We're not going to cede our sovereignty in this question to anybody else, to any university in any other state, said Boren.
Texas also authorized its president Bill Powers to negotiate the school's future in conference affiliation, according to the Austin American-Statesman.
Powers refused to comment on the situation besides saying talks were ongoing, as the school is a rumored target for multiple conferences. The latest news from Texas-based media outlets suggests Texas could join Oklahoma in the Pac-12, but rumors also put the Longhorns in the ACC or as an independent school without conference affiliation.
Beleaguered Big 12 commissioner Dan Beebe called the actions by Oklahoma and Texas anticipated, but indicated he feels the conference continues to be as strong today for all of our current members as it was last year.
Whether that is true ultimately depends on whether Oklahoma and Texas stick with the Big 12 or fly the coop for the Pac-12. Oklahoma has been public in its affection for the Pac-12, while Texas has played its hand a bit closer to vest.
Similar to Oklahoma, Texas likely won't make a move without its in-state brother, Texas Tech, which could prove a problem for some conferences -- notably the ACC. The other big issue at hand concerns Texas' Longhorn Network channel with ESPN.
The Longhorn Network angered Texas A&M so much that it applied to join the SEC, which set off this most recent conference realignment carousel. The Pac-12 already has a regional television network in place and it's believed that the conference isn't likely to accept Texas with the LHN as it currently stands, but it's possible if some concessions by both are made.
Pac-12 school administrators continue to indicate the conference is content as it currently stands, but popular opinion believes the conference wouldn't turn Oklahoma or Texas away at the door.
It's kind of funny, the stuff that's being reported. Right now, there is no desire to expand the conference, Michael Crow, Arizona State president and outgoing chair of the Pac-12 CEO Group, told USA Today.

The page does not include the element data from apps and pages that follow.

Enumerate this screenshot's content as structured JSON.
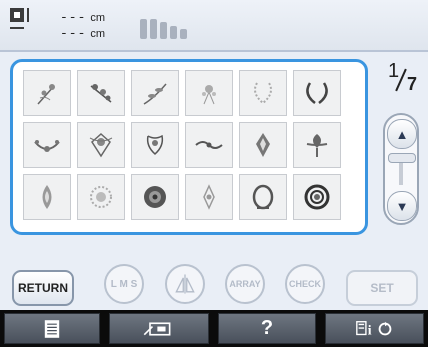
{
  "topbar": {
    "width_value": "---",
    "height_value": "---",
    "unit": "cm",
    "size_icon": "pattern-size-icon",
    "thread_icon": "thread-spools-icon"
  },
  "grid": {
    "icons": [
      "floral-spray-icon",
      "flower-branch-icon",
      "leaf-vine-icon",
      "small-bouquet-icon",
      "floral-wreath-open-icon",
      "laurel-wreath-icon",
      "floral-swag-icon",
      "ornamental-crest-icon",
      "filigree-ornament-icon",
      "scroll-border-icon",
      "damask-motif-icon",
      "fleur-ornament-icon",
      "teardrop-ornament-icon",
      "round-medallion-icon",
      "baroque-medallion-icon",
      "diamond-flourish-icon",
      "oval-laurel-wreath-icon",
      "round-frame-icon"
    ]
  },
  "pagination": {
    "current": "1",
    "total": "7",
    "up_icon": "up-arrow-icon",
    "down_icon": "down-arrow-icon"
  },
  "buttons": {
    "return": "RETURN",
    "lms": "L M S",
    "mirror_icon": "mirror-flip-icon",
    "array": "ARRAY",
    "check": "CHECK",
    "set": "SET"
  },
  "bottombar": {
    "help": "?",
    "icons": [
      "document-icon",
      "embroidery-frame-icon",
      "help-icon",
      "settings-info-icon"
    ]
  },
  "colors": {
    "accent": "#3a95e0",
    "background": "#e9eef6",
    "bottom_bar": "#0b0b0b"
  }
}
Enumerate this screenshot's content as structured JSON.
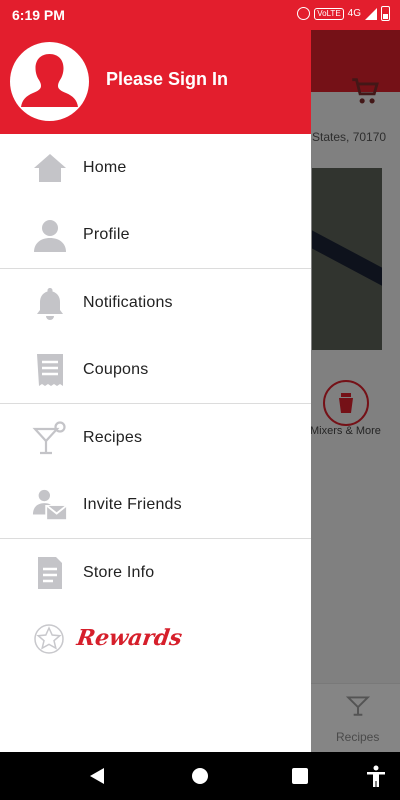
{
  "status_bar": {
    "time": "6:19 PM",
    "volte": "VoLTE",
    "network": "4G"
  },
  "drawer": {
    "sign_in_label": "Please Sign In",
    "items": [
      {
        "label": "Home",
        "icon": "home-icon"
      },
      {
        "label": "Profile",
        "icon": "person-icon"
      },
      {
        "label": "Notifications",
        "icon": "bell-icon"
      },
      {
        "label": "Coupons",
        "icon": "receipt-icon"
      },
      {
        "label": "Recipes",
        "icon": "cocktail-icon"
      },
      {
        "label": "Invite Friends",
        "icon": "invite-icon"
      },
      {
        "label": "Store Info",
        "icon": "document-icon"
      }
    ],
    "rewards_label": "Rewards"
  },
  "background": {
    "address_fragment": "States, 70170",
    "category_label": "Mixers & More",
    "bottom_tab_label": "Recipes"
  },
  "colors": {
    "brand_red": "#e31e2d",
    "icon_gray": "#c4c4c8"
  }
}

There are orbital shifts that might get our attention, but we just put this thing together and we'd like to see it work.
The conference realignment talks have moved at a rapid pace, most notably with the Pittsburgh and Syracuse quickly moving to the ACC remiss of a lot of media speculation, and that figures to continue. Oklahoma president Boren would love to see a result sooner rather than later showing it's possible the Sooners could announce intentions to join the Pac-12 by the end of this week.